Ok I noticed a little logic mistake in the example code… the multiplier of all previous bytes should be multiplied to zero it out properly…

UnSetBitPosition = BitPosition[Byte0] +
(BitPosition[Byte1] * Multiplier[Byte0]) +
(BitPosition[Byte2] * Multiplier[Byte0]*Multiplier[Byte1]) +
(BitPosition[Byte3] * Multiplier[Byte0]*Multiplier[Byte1]*Multiplier[Byte2]);

That should do it… it probably best to store the multiplier seperately to avoid the previous multiplications from happening again ;) this optimization is left as an exercise for the reader ;)

UnSetBitPosition = BitPosition[Byte0] +
(BitPosition[Byte1] * Multiplier[Byte0]) +
(BitPosition[Byte2] * Multiplier[Byte0]*Multiplier[Byte1]) +
(BitPosition[Byte3] * Multiplier[Byte0]*Multiplier[Byte1]*Multiplier[Byte2]);

I kinda like optimizing my own code to make sure it can compete well with other solutions so let’s do that and optimize it:

UnSetBitPosition = BitPosition[Byte0];
Multiplier = MultiplierTable[Byte0];

UnSetBitPosition = UnSetBitPosition + (BitPosition[Byte1] * Multiplier);
Multiplier = Multiplier * MultiplierTable[Byte1];

UnSetBitPosition = UnSetBitPosition + (BitPosition[Byte2] * Multiplier);
Multiplier = Multiplier * MultiplierTable[Byte2];

UnSetBitPosition = UnSetBitPosition + (BitPosition[Byte3] * Multiplier);

That should do it.

Predicted number of instructions:

4 lookups for bit position
3 lookups for multiplier
5 multiplications

Number of assignments is hard to tell, sometimes it might be multiplied in place and added in place sometimes not.

For now my guess would be, temporarlies needed for multiplications with bit position.
and those would need to be added… so some assignments needed to the temps… so at least 3 assignments.
3 assignments/moves.

total number of instructions: 18 or so.

number of bits processed: 32
number of instructions takes 18
instructions per bit: 18 / 32 = 0.5625

or vice versa:
bits per instruction: 1.7777

Funny numbers :)

Interesting, I need to read this a few times to understand.

Thanks!

It has nothing to do with elements. I am not sure what you mean with elements ? At first I thought you ment bits, but now I read your other postings a bit more and it seems you want to try all kinds of combinations. The ammount or number of elements is irrelevant. It is a general problem and has to do with the binary code not your elements. This problem and solution can be applied to any binary value.

Thus as long as you can express your elements as binary values, which is eventually what all values are inside a computer, and as long as your description of “bits” and “first bit unset” etc is part of the binary code, and the elements follow the binary numbering and such, this method should work.
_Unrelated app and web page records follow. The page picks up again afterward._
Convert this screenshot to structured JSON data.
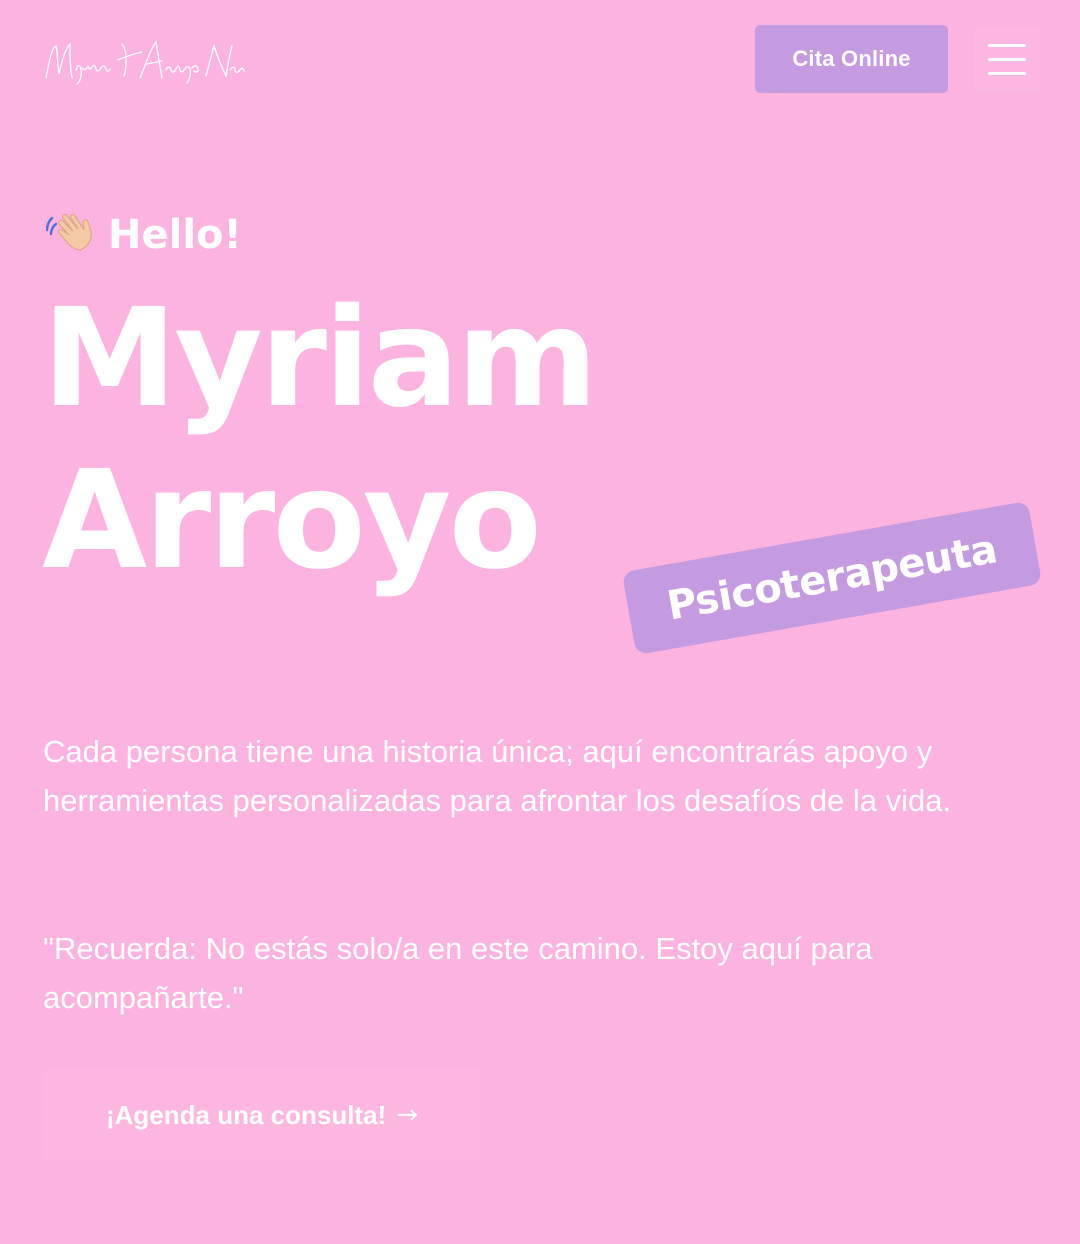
{
  "header": {
    "logo_text": "Myriam Arroyo Navas",
    "cta_label": "Cita Online",
    "menu_icon": "hamburger-menu-icon"
  },
  "hero": {
    "greeting_icon": "waving-hand-icon",
    "greeting": "Hello!",
    "name_line1": "Myriam",
    "name_line2": "Arroyo",
    "role": "Psicoterapeuta",
    "intro": "Cada persona tiene una historia única; aquí encontrarás apoyo y herramientas personalizadas para afrontar los desafíos de la vida.",
    "quote": "\"Recuerda: No estás solo/a en este camino. Estoy aquí para acompañarte.\"",
    "book_label": "¡Agenda una consulta!",
    "book_icon": "arrow-right-icon",
    "book_arrow": "→"
  },
  "colors": {
    "background": "#fcb3df",
    "accent": "#c49ae0",
    "text": "#ffffff"
  }
}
So simply stuff your elements into a 8 bit, 16 bit, 32 bit or 64 bit register or integer… and then start feeding it into the tables etc… or routine…

Value = YourElement
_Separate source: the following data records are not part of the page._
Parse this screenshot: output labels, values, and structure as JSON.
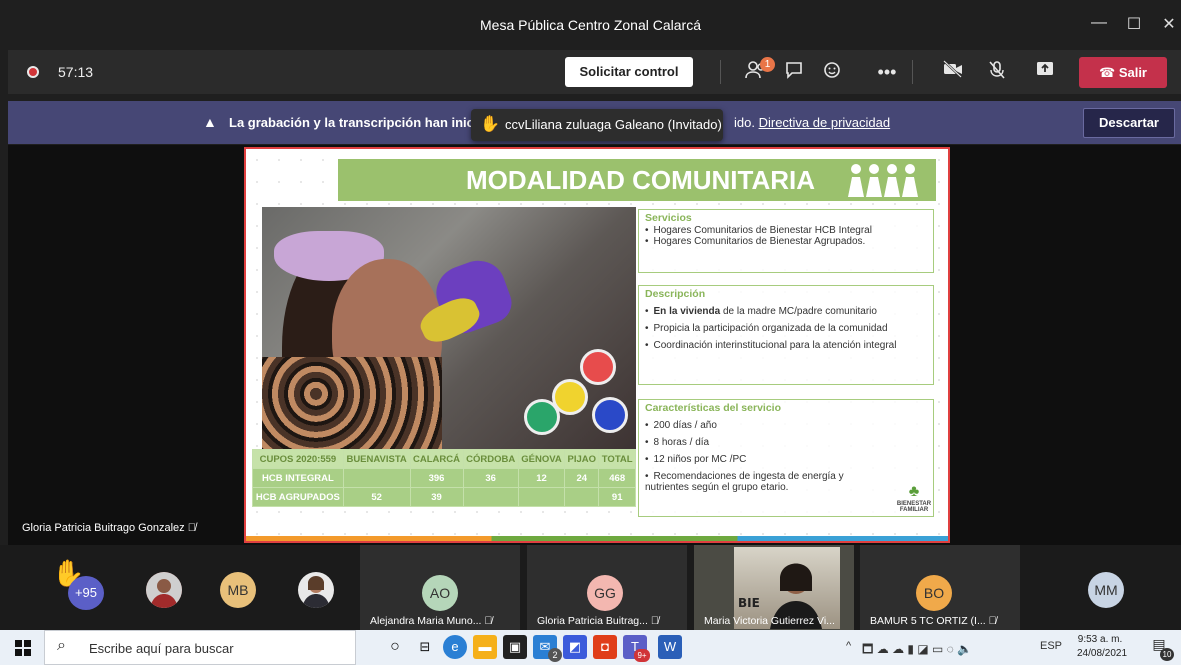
{
  "window": {
    "title": "Mesa Pública Centro Zonal Calarcá",
    "minimize": "—",
    "maximize": "☐",
    "close": "✕"
  },
  "toolbar": {
    "timer": "57:13",
    "request_control": "Solicitar control",
    "participants_badge": "1",
    "leave": "Salir"
  },
  "notification": {
    "message_visible": "La grabación y la transcripción han inicia",
    "message_tail": "ido.",
    "privacy_link": "Directiva de privacidad",
    "dismiss": "Descartar"
  },
  "tooltip": {
    "text": "ccvLiliana zuluaga Galeano (Invitado)"
  },
  "presenter_name": "Gloria Patricia Buitrago Gonzalez",
  "slide": {
    "title": "MODALIDAD COMUNITARIA",
    "servicios": {
      "heading": "Servicios",
      "items": [
        "Hogares Comunitarios de Bienestar HCB Integral",
        "Hogares Comunitarios de Bienestar Agrupados."
      ]
    },
    "descripcion": {
      "heading": "Descripción",
      "items": [
        {
          "bold": "En la vivienda",
          "rest": " de la madre MC/padre comunitario"
        },
        {
          "bold": "",
          "rest": "Propicia la participación organizada de la comunidad"
        },
        {
          "bold": "",
          "rest": "Coordinación interinstitucional para la atención integral"
        }
      ]
    },
    "caracteristicas": {
      "heading": "Características del servicio",
      "items": [
        "200 días / año",
        "8 horas / día",
        "12  niños por MC /PC",
        "Recomendaciones de ingesta de energía y nutrientes según el grupo etario."
      ]
    },
    "logo": "BIENESTAR FAMILIAR",
    "table": {
      "headers": [
        "CUPOS 2020:559",
        "BUENAVISTA",
        "CALARCÁ",
        "CÓRDOBA",
        "GÉNOVA",
        "PIJAO",
        "TOTAL"
      ],
      "rows": [
        [
          "HCB INTEGRAL",
          "",
          "396",
          "36",
          "12",
          "24",
          "468"
        ],
        [
          "HCB AGRUPADOS",
          "52",
          "39",
          "",
          "",
          "",
          "91"
        ]
      ]
    }
  },
  "participants": {
    "overflow": "+95",
    "tiles": [
      {
        "initials": "MB",
        "color": "#e8c07a"
      },
      {
        "initials": "AO",
        "name": "Alejandra Maria Muno...",
        "color": "#b5d6b9"
      },
      {
        "initials": "GG",
        "name": "Gloria Patricia Buitrag...",
        "color": "#f3b7b0"
      },
      {
        "initials": "",
        "name": "Maria Victoria Gutierrez Vi..."
      },
      {
        "initials": "BO",
        "name": "BAMUR 5 TC ORTIZ (I...",
        "color": "#f0a94a"
      },
      {
        "initials": "MM",
        "color": "#c8d4e4"
      }
    ]
  },
  "taskbar": {
    "search_placeholder": "Escribe aquí para buscar",
    "lang": "ESP",
    "time": "9:53 a. m.",
    "date": "24/08/2021",
    "mail_badge": "2",
    "teams_badge": "9+",
    "notif_count": "10"
  }
}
Either masked the value of to extract first 8 bits and then shift it down later and re-apply mask to again extract it or use a 4 byte indexing array to get each byte out of that value variable.
C should be able to support array indexing so something like:
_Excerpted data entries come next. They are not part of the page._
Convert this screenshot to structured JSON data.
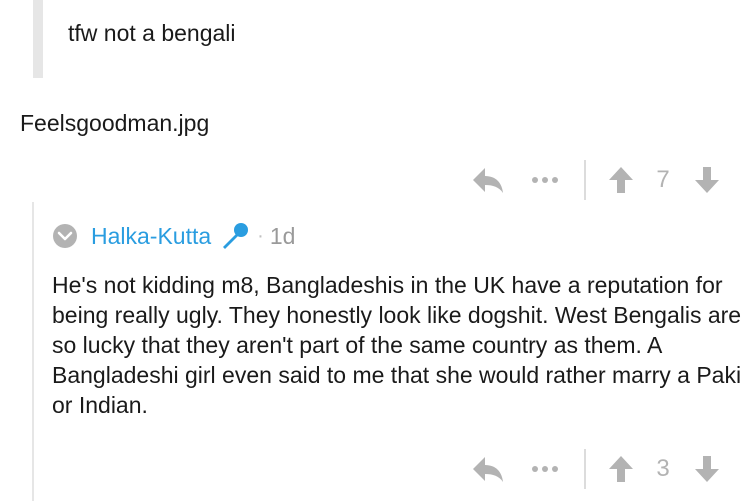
{
  "quote": {
    "text": "tfw not a bengali"
  },
  "comment": {
    "text": "Feelsgoodman.jpg",
    "score": "7"
  },
  "reply": {
    "username": "Halka-Kutta",
    "timestamp": "1d",
    "separator": "·",
    "text": "He's not kidding m8, Bangladeshis in the UK have a reputation for being really ugly. They honestly look like dogshit. West Bengalis are so lucky that they aren't part of the same country as them. A Bangladeshi girl even said to me that she would rather marry a Paki or Indian.",
    "score": "3"
  },
  "icons": {
    "reply": "reply-arrow-icon",
    "more": "more-dots-icon",
    "upvote": "upvote-arrow-icon",
    "downvote": "downvote-arrow-icon",
    "collapse": "collapse-chevron-icon",
    "flair": "microphone-icon"
  },
  "colors": {
    "icon_gray": "#b3b3b3",
    "username_blue": "#2a9de0",
    "quote_bar": "#e6e6e6",
    "text": "#1a1a1a"
  }
}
unsigned char *p
p = &value;
Byte0 = P[0]
Byte1 - P[1]
Byte2 = p[2]
Byte3 = p[3]